The VHSL tried under the super site concept to have the semi-finals and finals – for both the boys’ and girls’ – played in the same week in Richmond. Yep, another disaster. Teams were playing on Tuesday morning at 10:00 am.
So now we have the biggest disaster of them all. Teams go all across the state to play quarterfinal and semi-finals games wherever the host school can find a neutral gym. And I said gym. Yes the State Semi-Finals beginning tonight in Virginia will in most cases be played in high school gyms. In Southwest Virginia, Carroll County High School and Pulaski County High School will play in the State Girls’ Class 4 Semi-Finals in the gym at Galax High School. The young ladies who have no doubt worked their asses off and dreamed of being on this stage in their lives get the memory of the lifetime in Galax. And that’s just one of a number of sites hosting semi-finals.

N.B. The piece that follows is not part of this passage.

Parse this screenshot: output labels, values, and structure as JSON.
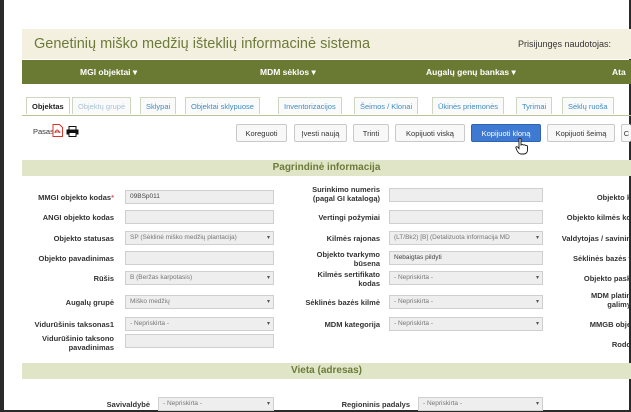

The winners do advance to play for the championship at VCU’s Seigel Center in Richmond so yes at least 24 teams between both genders will get to compete for a championship on a big floor and you might think there’s no way that the VHSL could possibly mess that up, right? You’d be wrong. The State Finals will be played Wednesday, Thursday and Saturday at VCU because the owner of the Arena – VCU – needs it to play St. Joseph’s in an Atlantic-10 game on Friday night. Can you imagine any other state in the country putting the state tournament in a place where it is interrupted so the tenant of the building can actually use it. Didn’t they check on this before they put the finals there? We interrupt your tournament for a game between our school and a school where the hawk mascot never stops flapping his wings because the “hawk will never die.”
There is no perfect system, but with a little creativity the VHSL could make the tournament a center piece of a celebration of basketball in Virginia. Nothing says that the girls have to play the same week as the boys. Hell give the ladies their own week because they deserve it. Nothing says all 6 classifications have to be in the same location. The VHSL splits up championships by classifications in other sports. So, why not basketball? At least, they get to feel like they are going to the state tournament rather than to a nearby gym.
Other states figure it out, so why can’t Virginia. It appears because they don’t want to and for guidance they just need to look to the West because in this case the mother ship looks lost and the kids pay the price for the VHSL taking the path of least resistance or is that supreme incompetence?